In the days before the hy-rail equipped pickup, railroads used self propelled motorcars- commonly called speeders- to move track maintenance crews and tools around on the railroad. The McCloud was no exception, as the company usually rostered at least a dozen speeders at any one time. The railroad organized its maintenance-of-way crews into section gangs stationed in camps along the line, with each gang responsible for the maintenance of a certain section of track. Each gang had at least one motocar assigned to it.

Motocars started to disappear as railroads purchased pickups and other highway vehicles specially equipped to run on railroad tracks. The trend put most of the McCloud speeders out to pasture, but the company has almost always kept one or two on hand for special purposes up to the present. One such car, built by the Northwestern Motor Company of Eau Claire, Wisconsin, ended up in the speeder shed at Bartle.

The origin of this car is somewhat clouded. Two sources indicate that the railroad purchased the car from the Long Bell Lumber Company about the late 1940's, but at least one story has the shop crew building the car from the parts of three others in the McCloud shop. The car eventually saw less and less use in McCloud, and at some point the company's employees took the car to Bartle, where they used it primarily for hunting and fishing trips out along the line. Most of these trips terminated at Chippy Spur, where the company kept an old caboose converted into a hunting lodge. In the late 1960's or early 1970's a group of teenagers from Redding broke into the Bartle shed and took the speeder for a joy ride, during which they blew the original engine up and caused some additional damage to railroad property. The teenagers were caught and made to pay for the damage, which included a new Green Diamond engine. The speeder eventually ended up in McCloud where it passed through a series of private owners, with the first being long-time Master Mechanic Al Carter and the last being Guido Cottini. On 6 April 1997 Guido donated the car to the Heritage Junction Museum.

The museum moved the speeder to a member's garage, where it underwent a complete restoration. Museum members Dennis Berryman, Dave Cook, and Norman Linn invested a total of 225 hours into the project. Total cost of the initial restoration amounted to $180.49. The McCloud Railway Company, Weed Building Supply, Siskiyou Muffler, Napa Auto Parts, and McCloud High School all contributed to the project either through direct donations, discounted pricing on supplies, and/or services rendered. The car has been restored to full operation and makes occassional trips out onto the railroad.

This first group of photos shows the speeder as the museum received it.

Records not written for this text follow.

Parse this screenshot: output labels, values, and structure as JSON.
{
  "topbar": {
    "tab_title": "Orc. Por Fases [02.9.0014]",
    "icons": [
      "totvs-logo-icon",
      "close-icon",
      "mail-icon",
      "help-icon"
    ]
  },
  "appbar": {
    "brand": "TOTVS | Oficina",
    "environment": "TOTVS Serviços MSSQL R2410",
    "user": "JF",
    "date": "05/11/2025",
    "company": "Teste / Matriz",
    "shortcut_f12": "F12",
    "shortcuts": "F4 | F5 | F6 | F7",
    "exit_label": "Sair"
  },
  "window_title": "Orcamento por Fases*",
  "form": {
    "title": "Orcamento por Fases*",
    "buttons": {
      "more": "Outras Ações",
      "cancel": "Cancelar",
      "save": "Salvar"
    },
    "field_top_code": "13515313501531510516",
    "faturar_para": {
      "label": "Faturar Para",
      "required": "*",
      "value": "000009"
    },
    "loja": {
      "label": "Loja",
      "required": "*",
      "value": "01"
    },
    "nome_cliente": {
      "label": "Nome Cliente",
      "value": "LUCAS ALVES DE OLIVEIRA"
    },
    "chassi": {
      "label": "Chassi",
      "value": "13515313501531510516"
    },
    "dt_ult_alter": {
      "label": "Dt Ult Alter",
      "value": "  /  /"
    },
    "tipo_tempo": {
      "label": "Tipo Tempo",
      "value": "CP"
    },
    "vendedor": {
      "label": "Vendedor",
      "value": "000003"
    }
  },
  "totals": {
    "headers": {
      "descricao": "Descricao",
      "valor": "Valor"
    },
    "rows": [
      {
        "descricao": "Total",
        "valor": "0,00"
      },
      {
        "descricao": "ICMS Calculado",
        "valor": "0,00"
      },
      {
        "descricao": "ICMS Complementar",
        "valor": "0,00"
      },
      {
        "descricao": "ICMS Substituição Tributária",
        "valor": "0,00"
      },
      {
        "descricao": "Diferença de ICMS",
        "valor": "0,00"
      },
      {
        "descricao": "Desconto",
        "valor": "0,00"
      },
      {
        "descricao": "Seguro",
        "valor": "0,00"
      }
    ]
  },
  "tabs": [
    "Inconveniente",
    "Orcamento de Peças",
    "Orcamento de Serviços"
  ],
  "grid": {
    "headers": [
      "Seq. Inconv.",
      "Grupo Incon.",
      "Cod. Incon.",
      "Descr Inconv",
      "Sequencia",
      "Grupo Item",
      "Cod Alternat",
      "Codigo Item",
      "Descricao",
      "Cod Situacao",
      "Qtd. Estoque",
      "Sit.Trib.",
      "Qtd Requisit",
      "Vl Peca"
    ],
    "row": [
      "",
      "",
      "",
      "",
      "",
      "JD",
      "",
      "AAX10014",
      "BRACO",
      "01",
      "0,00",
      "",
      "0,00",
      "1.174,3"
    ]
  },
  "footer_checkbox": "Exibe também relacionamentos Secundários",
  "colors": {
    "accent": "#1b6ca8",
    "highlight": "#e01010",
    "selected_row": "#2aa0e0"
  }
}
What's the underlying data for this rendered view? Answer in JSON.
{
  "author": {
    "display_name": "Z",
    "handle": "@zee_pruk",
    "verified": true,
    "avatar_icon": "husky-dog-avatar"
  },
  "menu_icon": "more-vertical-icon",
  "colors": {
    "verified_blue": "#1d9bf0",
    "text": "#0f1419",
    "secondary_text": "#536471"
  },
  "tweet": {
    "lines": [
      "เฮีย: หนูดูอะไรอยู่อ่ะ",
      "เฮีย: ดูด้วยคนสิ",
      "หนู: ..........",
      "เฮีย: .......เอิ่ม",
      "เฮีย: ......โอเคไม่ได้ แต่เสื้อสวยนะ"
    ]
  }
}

This next group of photographs shows the restoration work. The fifth photo down shows Dennis Berryman and Norman Linn with the partially completed speeder.

This last group of photos shows the speeder out on the line, first on the Sierra branch at the Goose Creek bridge, then with Norman Linn at Hambone, then with Dave Cook on the Sierra branch at the Goose Creek bridge, and finally at the McCloud depot area.